To Anon@8.03PM: That time would be now, since the Pakistan Army has deployed only a depleted Brigade comprising some 3,500 soldiers throughout the LoC. But this is not an option simply because the issue of POK is not just about India and Pakistan, but China was well, since a part of POK—the Trans-Karakoram Tract—was ceded by Pakistan to China in the early 1960s.

Prasun K. Sengupta said...

To Anon@9.12PM: Structurally, both the P-15A & P-15B DDGs will bear a close resemblance and their weapons and sensors fits will be almost the same. The P-17A FFG will have EL/M-2048 MF-STAR and Barak-2 MR-SAMs on board along with BrahMos supersonic MRCMs. IAC-1 is due for commissioning by 2015. IAC-2 will be as big as INS Vikramaditya. It remains to be seen if it will be a flat-top or have STOBAR configuration, since the detailed design phase of IAC-2 has not yet taken off. Three IACs are planned. On-board aircraft assets for IAC-21 have been given above. Arjun Mk2 will be heavier than the Mk1. The Indian Navy refers to LPHs as LPDs as of now. But when issuing RFPs, the term LPH will likely be used. The LPHs will be acquired along with either LCAC-type hovercraft or high-speed catamarans. Yes, the 4,500km-range K-4 is under development. The DRDO presently has no plans for developing 6,000km-range SLBMs, but the Navy wants a 8,500km-range SLBM. It is up to Russia to impose or remove MTCR restrictions on the B rahMos, since the MTCR is just a regime and is not a binding international treaty. The supersonic LACM will have nothing to do with BrahMos. In fact, if you look at illustrations of the air-launched LACM allegedly being developed by the DRDO, you will notice that it bears a strong resemblance to the Taiwanese Hsiung Feng-2E supersonic anti-ship cruise missile, whose design was also outsourced to another foreign country. Hypersonic BrahMos is already under development by NPOM in Russia. Astra Mk1 BVRAAM is still undergoing various technology validation processes.

vishakh said...

Isn't it is right that Navy is palnning to purchase new submarine under P 75A and use it with Scopene sub tech and use it as base for next 12 submarine to be made and developed in india ???

So based on that Buying russian submarine under P 75A would mean best of both worlds tech ......

vishakh said...

New S 80 Submarine has non cavitation causing propeller and new tech to absorb CO1 emissions produced . SMX21 is best if France is Seriously pushing it ... Has FRance replied to Indian Navy RFI with SMX21 or new version of Scorpene ????
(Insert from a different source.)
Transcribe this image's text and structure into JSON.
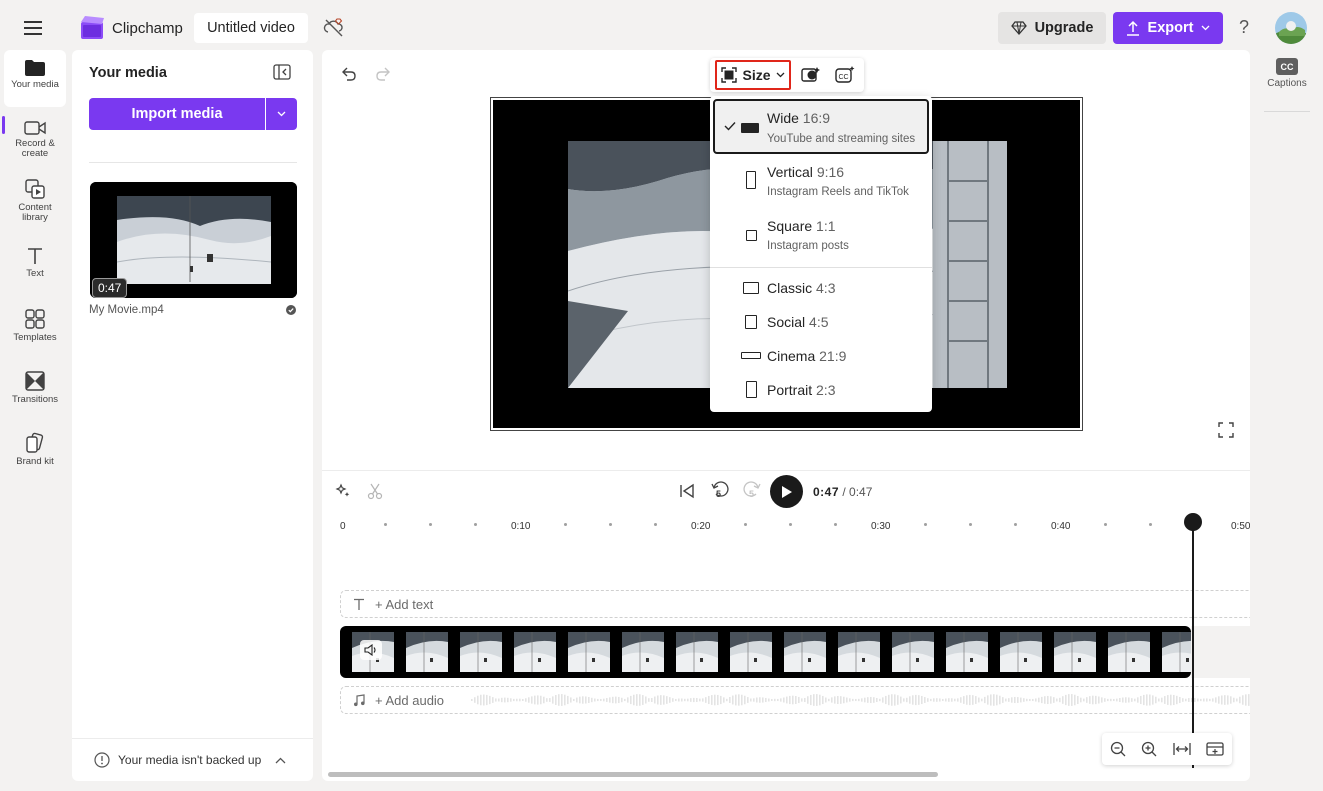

Prasun K. Sengupta said...

To Vishakh: There are no plans to build another 12 home-grown SSKs beyond the six Project 75I SSKs. Secondly, no one will allow the kind of mix-and-match that you're suggesting as the IPRs of the original SSK designs are not for sale. Lastly, the DGND has had no hands-on experience thus far in designing submarines of any kind and therefore an indigenous mix-and-match solution is not even being considered.

Austin said...

Prasun, Informative write up on "Wasted Opportunities"

Any idea on what will be India's contribution to Hypersonic Brahmos project ?

Prasun K. Sengupta said...

To Austin: The same kind of arrangement as that for the BrahMos Blocks 1/2/3. The navigation and flight control systems will be India's contribution, with the airframe design, propulsion system and terminal guidance system coming from Russia.